=== REQUIRED WORK ===
The required answer is every line of the data containing the word "screenshot".

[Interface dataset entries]
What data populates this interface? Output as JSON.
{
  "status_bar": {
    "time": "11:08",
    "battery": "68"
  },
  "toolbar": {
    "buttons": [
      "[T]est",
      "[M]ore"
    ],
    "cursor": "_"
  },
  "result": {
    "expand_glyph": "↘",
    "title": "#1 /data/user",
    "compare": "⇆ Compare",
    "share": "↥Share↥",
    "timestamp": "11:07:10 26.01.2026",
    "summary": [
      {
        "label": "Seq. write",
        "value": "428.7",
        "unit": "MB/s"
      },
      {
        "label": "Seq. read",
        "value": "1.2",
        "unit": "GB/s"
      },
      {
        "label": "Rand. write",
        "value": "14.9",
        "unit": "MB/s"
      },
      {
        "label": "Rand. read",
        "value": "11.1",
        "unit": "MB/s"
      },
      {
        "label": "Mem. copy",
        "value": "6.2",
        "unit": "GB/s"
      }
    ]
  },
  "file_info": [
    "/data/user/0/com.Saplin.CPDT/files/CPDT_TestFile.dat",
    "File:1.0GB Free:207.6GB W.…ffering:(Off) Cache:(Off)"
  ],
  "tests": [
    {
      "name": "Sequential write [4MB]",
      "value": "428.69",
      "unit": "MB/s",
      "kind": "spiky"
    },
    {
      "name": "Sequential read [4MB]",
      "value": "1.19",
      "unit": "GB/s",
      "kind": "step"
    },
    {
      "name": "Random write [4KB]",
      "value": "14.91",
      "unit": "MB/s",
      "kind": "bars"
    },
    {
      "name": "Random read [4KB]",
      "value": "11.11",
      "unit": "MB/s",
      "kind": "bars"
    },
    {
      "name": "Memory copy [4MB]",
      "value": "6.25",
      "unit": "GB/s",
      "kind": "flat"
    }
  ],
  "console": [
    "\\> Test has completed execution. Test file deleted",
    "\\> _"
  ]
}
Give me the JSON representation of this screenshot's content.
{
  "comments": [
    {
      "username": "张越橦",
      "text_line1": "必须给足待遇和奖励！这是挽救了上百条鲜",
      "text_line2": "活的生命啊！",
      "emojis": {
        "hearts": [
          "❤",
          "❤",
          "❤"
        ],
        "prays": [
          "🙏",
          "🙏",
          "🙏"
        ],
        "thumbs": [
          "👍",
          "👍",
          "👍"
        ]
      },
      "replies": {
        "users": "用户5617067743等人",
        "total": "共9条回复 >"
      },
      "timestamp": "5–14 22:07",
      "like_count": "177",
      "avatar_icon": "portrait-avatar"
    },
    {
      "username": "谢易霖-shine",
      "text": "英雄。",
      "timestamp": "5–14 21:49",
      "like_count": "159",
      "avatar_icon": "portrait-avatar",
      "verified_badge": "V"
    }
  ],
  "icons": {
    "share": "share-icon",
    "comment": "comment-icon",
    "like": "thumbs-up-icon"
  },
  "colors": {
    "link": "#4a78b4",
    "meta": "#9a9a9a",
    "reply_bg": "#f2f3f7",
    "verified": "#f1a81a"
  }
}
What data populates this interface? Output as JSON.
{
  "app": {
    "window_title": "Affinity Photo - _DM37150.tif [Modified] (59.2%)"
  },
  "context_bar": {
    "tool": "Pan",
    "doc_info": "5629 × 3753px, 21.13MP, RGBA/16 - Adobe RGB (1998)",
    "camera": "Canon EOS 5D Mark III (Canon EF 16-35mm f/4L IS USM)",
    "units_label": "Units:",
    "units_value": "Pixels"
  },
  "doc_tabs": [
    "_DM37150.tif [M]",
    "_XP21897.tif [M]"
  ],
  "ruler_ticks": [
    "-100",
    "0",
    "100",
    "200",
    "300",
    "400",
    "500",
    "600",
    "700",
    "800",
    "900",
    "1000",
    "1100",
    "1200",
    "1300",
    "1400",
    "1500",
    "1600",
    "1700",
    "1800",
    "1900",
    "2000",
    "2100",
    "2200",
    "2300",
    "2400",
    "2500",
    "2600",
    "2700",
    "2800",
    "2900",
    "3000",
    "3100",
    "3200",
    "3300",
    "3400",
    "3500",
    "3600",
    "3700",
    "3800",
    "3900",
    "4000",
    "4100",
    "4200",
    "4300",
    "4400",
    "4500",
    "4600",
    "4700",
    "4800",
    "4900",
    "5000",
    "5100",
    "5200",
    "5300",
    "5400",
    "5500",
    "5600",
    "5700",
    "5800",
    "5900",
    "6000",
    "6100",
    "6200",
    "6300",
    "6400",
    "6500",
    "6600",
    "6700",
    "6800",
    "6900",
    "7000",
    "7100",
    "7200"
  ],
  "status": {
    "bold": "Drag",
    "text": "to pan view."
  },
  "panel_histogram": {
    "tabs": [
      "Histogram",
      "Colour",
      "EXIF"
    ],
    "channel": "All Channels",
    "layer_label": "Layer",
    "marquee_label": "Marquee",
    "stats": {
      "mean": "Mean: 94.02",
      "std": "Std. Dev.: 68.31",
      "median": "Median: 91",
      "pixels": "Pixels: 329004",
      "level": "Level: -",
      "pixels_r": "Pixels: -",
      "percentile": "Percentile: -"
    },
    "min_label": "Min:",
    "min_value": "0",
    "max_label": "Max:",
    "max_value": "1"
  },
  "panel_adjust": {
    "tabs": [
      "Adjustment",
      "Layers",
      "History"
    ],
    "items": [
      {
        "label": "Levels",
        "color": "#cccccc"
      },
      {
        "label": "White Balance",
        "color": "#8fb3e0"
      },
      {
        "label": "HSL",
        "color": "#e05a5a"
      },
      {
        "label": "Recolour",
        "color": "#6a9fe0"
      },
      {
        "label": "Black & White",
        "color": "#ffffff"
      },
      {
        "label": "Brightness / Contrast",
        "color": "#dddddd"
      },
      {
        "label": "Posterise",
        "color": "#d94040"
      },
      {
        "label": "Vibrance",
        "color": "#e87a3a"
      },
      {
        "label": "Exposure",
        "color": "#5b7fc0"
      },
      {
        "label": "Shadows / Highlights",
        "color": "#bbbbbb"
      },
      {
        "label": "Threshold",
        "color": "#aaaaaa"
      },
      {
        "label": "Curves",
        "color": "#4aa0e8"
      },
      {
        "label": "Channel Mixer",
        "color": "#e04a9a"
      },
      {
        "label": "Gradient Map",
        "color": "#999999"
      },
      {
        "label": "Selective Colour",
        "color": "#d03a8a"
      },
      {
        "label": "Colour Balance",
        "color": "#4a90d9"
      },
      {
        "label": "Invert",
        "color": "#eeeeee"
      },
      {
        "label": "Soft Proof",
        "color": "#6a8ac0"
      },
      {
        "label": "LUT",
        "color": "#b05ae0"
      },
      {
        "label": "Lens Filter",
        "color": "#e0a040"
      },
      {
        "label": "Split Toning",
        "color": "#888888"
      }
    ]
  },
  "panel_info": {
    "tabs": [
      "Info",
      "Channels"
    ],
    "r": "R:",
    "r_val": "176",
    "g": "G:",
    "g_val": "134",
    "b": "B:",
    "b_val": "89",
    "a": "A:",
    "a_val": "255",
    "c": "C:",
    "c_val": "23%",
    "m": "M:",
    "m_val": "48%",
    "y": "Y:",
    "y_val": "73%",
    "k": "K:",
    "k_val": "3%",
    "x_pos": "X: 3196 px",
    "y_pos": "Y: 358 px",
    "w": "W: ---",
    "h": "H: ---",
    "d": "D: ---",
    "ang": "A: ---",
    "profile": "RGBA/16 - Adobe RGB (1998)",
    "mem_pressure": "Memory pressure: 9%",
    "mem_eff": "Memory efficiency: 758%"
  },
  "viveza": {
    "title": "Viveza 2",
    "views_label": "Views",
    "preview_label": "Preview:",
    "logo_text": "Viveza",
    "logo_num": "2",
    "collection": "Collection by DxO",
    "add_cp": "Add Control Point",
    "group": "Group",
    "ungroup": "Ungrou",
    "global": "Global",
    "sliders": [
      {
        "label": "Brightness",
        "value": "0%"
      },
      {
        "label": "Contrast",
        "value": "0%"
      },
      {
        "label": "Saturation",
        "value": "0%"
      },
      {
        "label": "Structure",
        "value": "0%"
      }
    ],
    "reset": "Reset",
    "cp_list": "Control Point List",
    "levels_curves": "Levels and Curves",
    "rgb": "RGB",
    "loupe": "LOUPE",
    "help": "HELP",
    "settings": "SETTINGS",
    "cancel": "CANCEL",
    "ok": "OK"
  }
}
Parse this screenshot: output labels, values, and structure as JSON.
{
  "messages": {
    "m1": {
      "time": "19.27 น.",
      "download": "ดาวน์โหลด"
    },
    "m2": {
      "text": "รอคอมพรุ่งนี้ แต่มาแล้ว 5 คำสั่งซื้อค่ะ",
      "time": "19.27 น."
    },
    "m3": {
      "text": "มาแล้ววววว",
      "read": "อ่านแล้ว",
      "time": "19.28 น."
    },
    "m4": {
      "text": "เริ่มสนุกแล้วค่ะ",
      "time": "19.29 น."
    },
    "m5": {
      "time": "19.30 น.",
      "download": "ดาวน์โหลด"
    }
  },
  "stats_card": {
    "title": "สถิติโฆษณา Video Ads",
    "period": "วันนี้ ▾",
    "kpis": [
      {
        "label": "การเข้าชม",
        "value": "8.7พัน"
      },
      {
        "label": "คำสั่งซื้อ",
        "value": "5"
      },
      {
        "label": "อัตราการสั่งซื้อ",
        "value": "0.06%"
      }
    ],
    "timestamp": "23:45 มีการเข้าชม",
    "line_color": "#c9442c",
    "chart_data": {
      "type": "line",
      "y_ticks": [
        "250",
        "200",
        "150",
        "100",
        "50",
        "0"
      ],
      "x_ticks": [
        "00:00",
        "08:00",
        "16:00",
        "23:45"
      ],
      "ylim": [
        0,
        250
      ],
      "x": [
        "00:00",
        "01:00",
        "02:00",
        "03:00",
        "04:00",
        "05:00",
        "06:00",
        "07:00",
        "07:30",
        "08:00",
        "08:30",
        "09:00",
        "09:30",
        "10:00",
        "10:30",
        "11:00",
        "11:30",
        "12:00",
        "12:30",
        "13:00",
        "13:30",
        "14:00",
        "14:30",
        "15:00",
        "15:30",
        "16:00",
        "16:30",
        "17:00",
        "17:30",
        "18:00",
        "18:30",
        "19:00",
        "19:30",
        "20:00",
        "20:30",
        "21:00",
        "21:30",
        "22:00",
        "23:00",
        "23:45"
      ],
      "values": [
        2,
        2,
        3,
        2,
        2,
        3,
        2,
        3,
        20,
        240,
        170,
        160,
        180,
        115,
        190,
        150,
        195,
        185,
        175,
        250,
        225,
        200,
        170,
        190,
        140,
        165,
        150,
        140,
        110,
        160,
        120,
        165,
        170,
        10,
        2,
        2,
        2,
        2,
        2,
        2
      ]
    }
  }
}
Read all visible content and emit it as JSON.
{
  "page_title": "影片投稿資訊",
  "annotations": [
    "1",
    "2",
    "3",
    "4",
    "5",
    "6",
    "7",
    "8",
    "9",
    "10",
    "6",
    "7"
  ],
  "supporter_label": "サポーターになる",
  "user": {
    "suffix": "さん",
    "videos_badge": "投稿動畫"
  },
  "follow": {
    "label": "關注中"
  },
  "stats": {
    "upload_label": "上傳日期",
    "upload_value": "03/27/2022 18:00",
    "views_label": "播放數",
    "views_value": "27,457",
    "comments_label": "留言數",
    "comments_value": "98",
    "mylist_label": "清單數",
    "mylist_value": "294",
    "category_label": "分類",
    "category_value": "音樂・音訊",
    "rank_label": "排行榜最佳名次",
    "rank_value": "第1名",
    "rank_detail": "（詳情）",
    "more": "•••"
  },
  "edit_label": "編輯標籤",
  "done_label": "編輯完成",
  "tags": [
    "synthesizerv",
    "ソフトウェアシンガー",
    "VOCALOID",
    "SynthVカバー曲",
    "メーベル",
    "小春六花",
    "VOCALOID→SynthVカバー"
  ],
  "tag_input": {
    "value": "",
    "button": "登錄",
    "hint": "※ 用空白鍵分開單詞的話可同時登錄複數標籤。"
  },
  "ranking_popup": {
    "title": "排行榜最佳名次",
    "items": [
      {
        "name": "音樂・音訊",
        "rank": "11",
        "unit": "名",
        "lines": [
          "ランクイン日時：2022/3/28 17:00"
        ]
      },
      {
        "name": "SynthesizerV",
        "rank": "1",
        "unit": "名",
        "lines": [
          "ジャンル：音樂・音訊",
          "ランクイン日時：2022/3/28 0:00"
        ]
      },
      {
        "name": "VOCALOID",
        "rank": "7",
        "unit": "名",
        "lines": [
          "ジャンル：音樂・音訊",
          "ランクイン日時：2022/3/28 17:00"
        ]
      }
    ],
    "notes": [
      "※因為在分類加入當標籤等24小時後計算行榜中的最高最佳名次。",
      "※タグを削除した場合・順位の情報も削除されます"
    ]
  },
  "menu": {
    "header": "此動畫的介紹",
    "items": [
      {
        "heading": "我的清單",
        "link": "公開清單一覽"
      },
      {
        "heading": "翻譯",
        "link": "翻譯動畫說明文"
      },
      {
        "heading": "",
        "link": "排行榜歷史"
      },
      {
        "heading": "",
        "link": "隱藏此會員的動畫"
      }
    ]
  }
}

=== RESULT ===
Give me the JSON representation of this screenshot's content.
Parse this screenshot: output labels, values, and structure as JSON.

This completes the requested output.